### Exercise details
Top to bottom, give the entries again exactly as written.

### Exercise data ###

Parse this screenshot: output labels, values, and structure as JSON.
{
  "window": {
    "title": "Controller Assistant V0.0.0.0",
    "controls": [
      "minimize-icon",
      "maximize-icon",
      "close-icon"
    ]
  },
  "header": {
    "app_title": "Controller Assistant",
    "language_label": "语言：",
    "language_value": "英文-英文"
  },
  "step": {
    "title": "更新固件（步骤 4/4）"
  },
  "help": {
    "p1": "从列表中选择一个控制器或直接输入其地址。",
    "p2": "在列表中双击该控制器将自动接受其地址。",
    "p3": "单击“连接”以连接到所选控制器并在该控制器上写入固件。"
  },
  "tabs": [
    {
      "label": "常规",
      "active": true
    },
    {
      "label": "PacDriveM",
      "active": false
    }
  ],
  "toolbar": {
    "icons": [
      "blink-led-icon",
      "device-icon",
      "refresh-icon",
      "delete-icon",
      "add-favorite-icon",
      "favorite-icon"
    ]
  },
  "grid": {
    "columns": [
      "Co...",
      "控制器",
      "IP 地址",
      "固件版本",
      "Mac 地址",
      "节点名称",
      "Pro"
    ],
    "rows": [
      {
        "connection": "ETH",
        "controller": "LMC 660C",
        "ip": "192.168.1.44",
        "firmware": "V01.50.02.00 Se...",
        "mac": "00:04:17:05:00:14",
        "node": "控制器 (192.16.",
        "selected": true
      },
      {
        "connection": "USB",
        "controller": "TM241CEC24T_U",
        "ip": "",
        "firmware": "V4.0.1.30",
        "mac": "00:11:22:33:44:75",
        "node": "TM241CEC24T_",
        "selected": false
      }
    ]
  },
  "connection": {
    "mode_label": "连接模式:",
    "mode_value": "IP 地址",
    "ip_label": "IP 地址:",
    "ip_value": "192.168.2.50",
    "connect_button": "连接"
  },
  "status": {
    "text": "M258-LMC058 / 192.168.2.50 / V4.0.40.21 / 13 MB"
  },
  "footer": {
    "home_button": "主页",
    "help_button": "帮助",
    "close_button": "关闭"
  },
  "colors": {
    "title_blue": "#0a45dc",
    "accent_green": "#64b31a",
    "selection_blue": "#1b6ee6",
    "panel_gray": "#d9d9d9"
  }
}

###

### The completed task
Parse this screenshot: output labels, values, and structure as JSON.
{
  "window": {
    "title": "Controller Assistant V0.0.0.0",
    "controls": [
      "minimize-icon",
      "maximize-icon",
      "close-icon"
    ]
  },
  "header": {
    "app_title": "Controller Assistant",
    "language_label": "语言：",
    "language_value": "英文-英文"
  },
  "step": {
    "title": "更新固件（步骤 4/4）"
  },
  "help": {
    "p1": "从列表中选择一个控制器或直接输入其地址。",
    "p2": "在列表中双击该控制器将自动接受其地址。",
    "p3": "单击“连接”以连接到所选控制器并在该控制器上写入固件。"
  },
  "tabs": [
    {
      "label": "常规",
      "active": true
    },
    {
      "label": "PacDriveM",
      "active": false
    }
  ],
  "toolbar": {
    "icons": [
      "blink-led-icon",
      "device-icon",
      "refresh-icon",
      "delete-icon",
      "add-favorite-icon",
      "favorite-icon"
    ]
  },
  "grid": {
    "columns": [
      "Co...",
      "控制器",
      "IP 地址",
      "固件版本",
      "Mac 地址",
      "节点名称",
      "Pro"
    ],
    "rows": [
      {
        "connection": "ETH",
        "controller": "LMC 660C",
        "ip": "192.168.1.44",
        "firmware": "V01.50.02.00 Se...",
        "mac": "00:04:17:05:00:14",
        "node": "控制器 (192.16.",
        "selected": true
      },
      {
        "connection": "USB",
        "controller": "TM241CEC24T_U",
        "ip": "",
        "firmware": "V4.0.1.30",
        "mac": "00:11:22:33:44:75",
        "node": "TM241CEC24T_",
        "selected": false
      }
    ]
  },
  "connection": {
    "mode_label": "连接模式:",
    "mode_value": "IP 地址",
    "ip_label": "IP 地址:",
    "ip_value": "192.168.2.50",
    "connect_button": "连接"
  },
  "status": {
    "text": "M258-LMC058 / 192.168.2.50 / V4.0.40.21 / 13 MB"
  },
  "footer": {
    "home_button": "主页",
    "help_button": "帮助",
    "close_button": "关闭"
  },
  "colors": {
    "title_blue": "#0a45dc",
    "accent_green": "#64b31a",
    "selection_blue": "#1b6ee6",
    "panel_gray": "#d9d9d9"
  }
}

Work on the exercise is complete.